GIVEN INFORMATION –
________________________________________

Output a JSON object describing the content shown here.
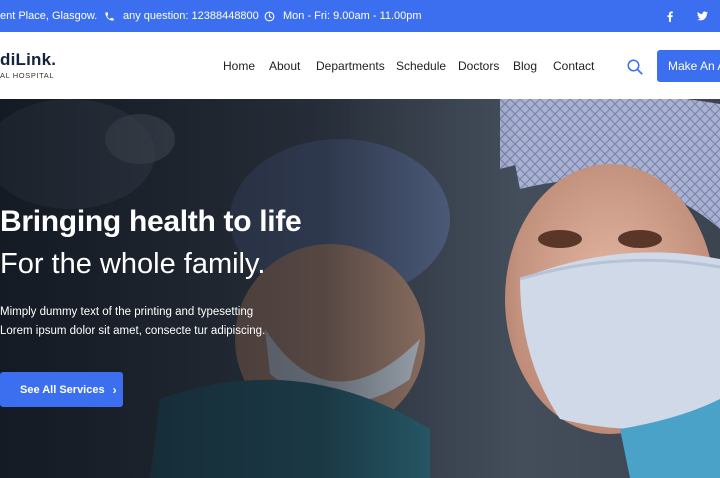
{
  "topbar": {
    "address": "ent Place, Glasgow.",
    "phone": "any question: 12388448800",
    "hours": "Mon - Fri:   9.00am - 11.00pm",
    "social": {
      "facebook": "f",
      "twitter": "twitter-icon"
    }
  },
  "header": {
    "logo_name": "diLink.",
    "logo_sub": "AL HOSPITAL",
    "nav": [
      "Home",
      "About",
      "Departments",
      "Schedule",
      "Doctors",
      "Blog",
      "Contact"
    ],
    "appointment_label": "Make An Ap"
  },
  "hero": {
    "title": "Bringing health to life",
    "subtitle": "For the whole family.",
    "line1": "Mimply dummy text of the printing and typesetting",
    "line2": "Lorem ipsum dolor sit amet, consecte tur adipiscing.",
    "cta_label": "See All Services",
    "cta_arrow": "›"
  },
  "colors": {
    "accent": "#3b6ff0",
    "logo": "#15233f"
  },
  "icons": [
    "phone-icon",
    "clock-icon",
    "facebook-icon",
    "twitter-icon",
    "search-icon",
    "chevron-right-icon"
  ]
}
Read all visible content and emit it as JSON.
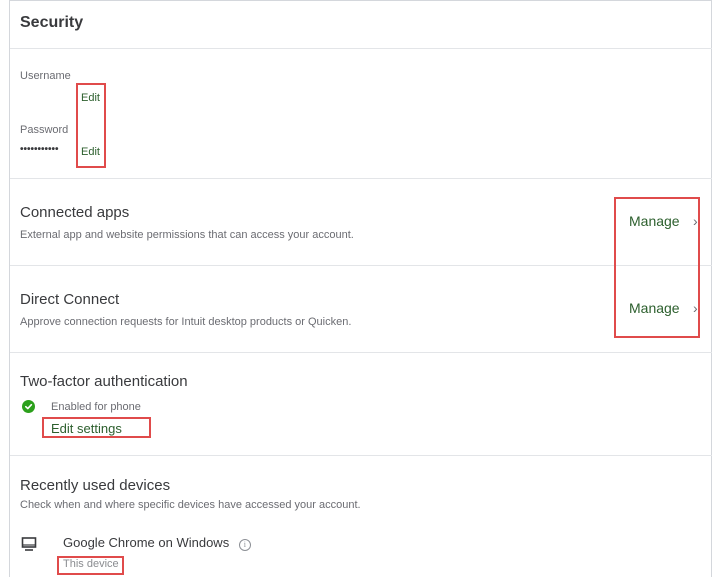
{
  "security": {
    "title": "Security",
    "username_label": "Username",
    "username_edit": "Edit",
    "password_label": "Password",
    "password_value": "•••••••••••",
    "password_edit": "Edit"
  },
  "connected_apps": {
    "title": "Connected apps",
    "description": "External app and website permissions that can access your account.",
    "action": "Manage"
  },
  "direct_connect": {
    "title": "Direct Connect",
    "description": "Approve connection requests for Intuit desktop products or Quicken.",
    "action": "Manage"
  },
  "two_factor": {
    "title": "Two-factor authentication",
    "status": "Enabled for phone",
    "action": "Edit settings"
  },
  "devices": {
    "title": "Recently used devices",
    "description": "Check when and where specific devices have accessed your account.",
    "items": [
      {
        "name": "Google Chrome on Windows",
        "info_icon": "i",
        "status": "This device"
      }
    ]
  },
  "colors": {
    "link": "#2c5f2d",
    "success": "#2ca01c",
    "highlight": "#e04b4b"
  }
}
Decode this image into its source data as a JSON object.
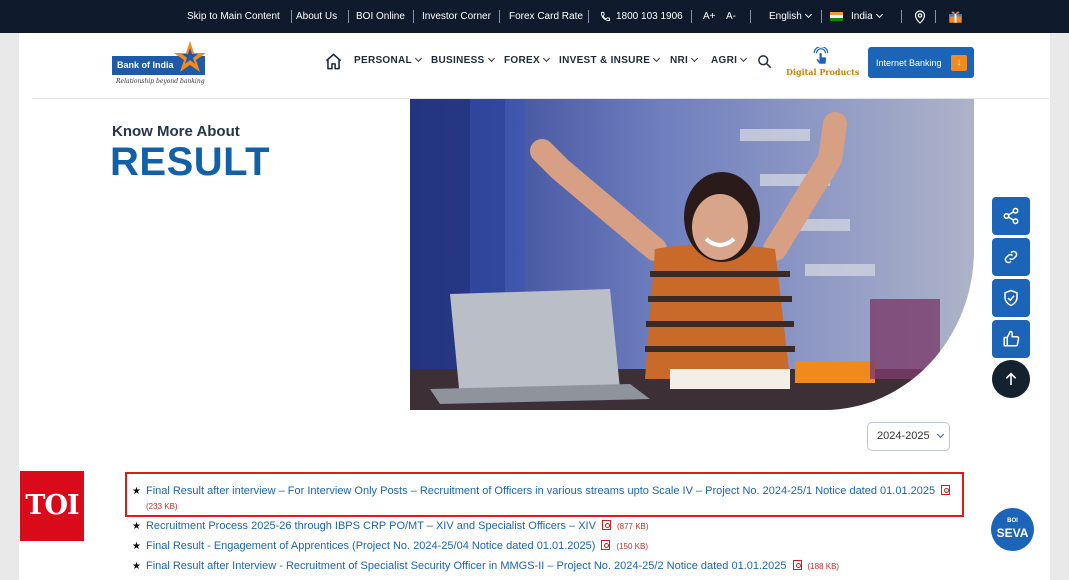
{
  "topbar": {
    "skip": "Skip to Main Content",
    "about": "About Us",
    "boi_online": "BOI Online",
    "investor": "Investor Corner",
    "forex_rate": "Forex Card Rate",
    "phone": "1800 103 1906",
    "font_plus": "A+",
    "font_minus": "A-",
    "language": "English",
    "country": "India"
  },
  "header": {
    "logo_text": "Bank of India",
    "logo_tagline": "Relationship beyond banking",
    "nav": [
      "PERSONAL",
      "BUSINESS",
      "FOREX",
      "INVEST & INSURE",
      "NRI",
      "AGRI"
    ],
    "digital_products": "Digital Products",
    "internet_banking": "Internet Banking"
  },
  "hero": {
    "kicker": "Know More About",
    "title": "RESULT"
  },
  "filter": {
    "year": "2024-2025"
  },
  "results": [
    {
      "title": "Final Result after interview – For Interview Only Posts – Recruitment of Officers in various streams upto Scale IV – Project No. 2024-25/1 Notice dated 01.01.2025",
      "size": "(233 KB)"
    },
    {
      "title": "Recruitment Process 2025-26 through IBPS CRP PO/MT – XIV and Specialist Officers – XIV",
      "size": "(877 KB)"
    },
    {
      "title": "Final Result - Engagement of Apprentices (Project No. 2024-25/04 Notice dated 01.01.2025)",
      "size": "(150 KB)"
    },
    {
      "title": "Final Result after Interview - Recruitment of Specialist Security Officer in MMGS-II – Project No. 2024-25/2 Notice dated 01.01.2025",
      "size": "(188 KB)"
    }
  ],
  "badges": {
    "toi": "TOI",
    "seva_top": "BOI",
    "seva_bottom": "SEVA"
  },
  "colors": {
    "primary": "#1c64b7",
    "topbar": "#0f1a2c",
    "highlight": "#e01b1b",
    "toi": "#d90b1b"
  }
}
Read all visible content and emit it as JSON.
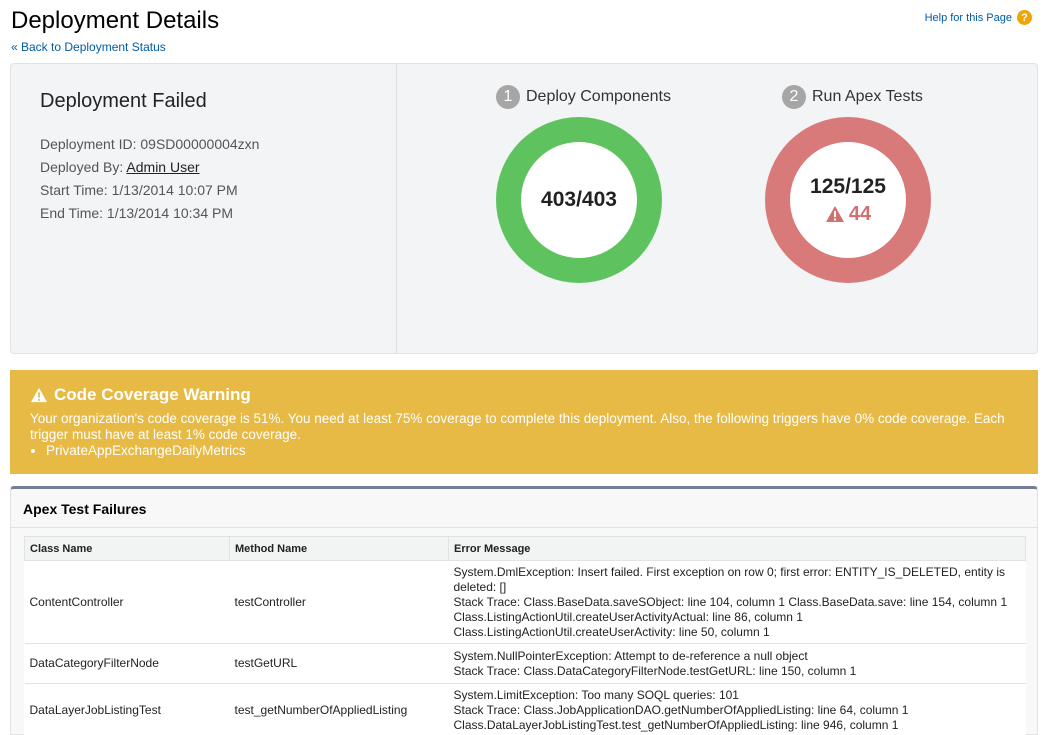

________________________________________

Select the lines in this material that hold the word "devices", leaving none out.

SOLUTION TO THIS PROBLEM –
  "devices": {
    "title": "Recently used devices",
    "description": "Check when and where specific devices have accessed your account.",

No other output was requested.